::: Available records :::

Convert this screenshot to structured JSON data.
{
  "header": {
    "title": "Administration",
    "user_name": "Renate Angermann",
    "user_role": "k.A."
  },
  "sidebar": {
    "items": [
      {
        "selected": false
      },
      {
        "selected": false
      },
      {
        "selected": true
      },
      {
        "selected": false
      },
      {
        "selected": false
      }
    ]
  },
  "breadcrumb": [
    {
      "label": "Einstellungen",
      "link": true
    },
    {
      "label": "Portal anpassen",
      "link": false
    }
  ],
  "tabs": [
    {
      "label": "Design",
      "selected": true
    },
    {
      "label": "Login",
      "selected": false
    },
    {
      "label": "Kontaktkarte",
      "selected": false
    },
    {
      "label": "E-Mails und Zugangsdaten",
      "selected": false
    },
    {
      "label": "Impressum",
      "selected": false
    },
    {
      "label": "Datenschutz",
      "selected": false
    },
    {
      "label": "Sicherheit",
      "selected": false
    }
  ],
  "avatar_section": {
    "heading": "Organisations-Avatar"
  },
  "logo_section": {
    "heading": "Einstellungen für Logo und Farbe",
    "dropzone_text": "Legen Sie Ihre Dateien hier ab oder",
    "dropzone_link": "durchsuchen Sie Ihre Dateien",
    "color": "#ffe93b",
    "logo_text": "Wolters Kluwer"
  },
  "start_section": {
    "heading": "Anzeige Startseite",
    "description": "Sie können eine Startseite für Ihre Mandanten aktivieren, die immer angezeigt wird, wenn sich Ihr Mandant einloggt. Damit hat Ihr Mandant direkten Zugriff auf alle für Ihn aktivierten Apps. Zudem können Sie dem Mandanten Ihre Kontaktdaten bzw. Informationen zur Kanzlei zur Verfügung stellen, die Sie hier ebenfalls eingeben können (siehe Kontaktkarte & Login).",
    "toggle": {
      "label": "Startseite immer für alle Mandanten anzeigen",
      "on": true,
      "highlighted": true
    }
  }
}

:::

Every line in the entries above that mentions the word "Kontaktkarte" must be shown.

      "label": "Kontaktkarte",
    "description": "Sie können eine Startseite für Ihre Mandanten aktivieren, die immer angezeigt wird, wenn sich Ihr Mandant einloggt. Damit hat Ihr Mandant direkten Zugriff auf alle für Ihn aktivierten Apps. Zudem können Sie dem Mandanten Ihre Kontaktdaten bzw. Informationen zur Kanzlei zur Verfügung stellen, die Sie hier ebenfalls eingeben können (siehe Kontaktkarte & Login).",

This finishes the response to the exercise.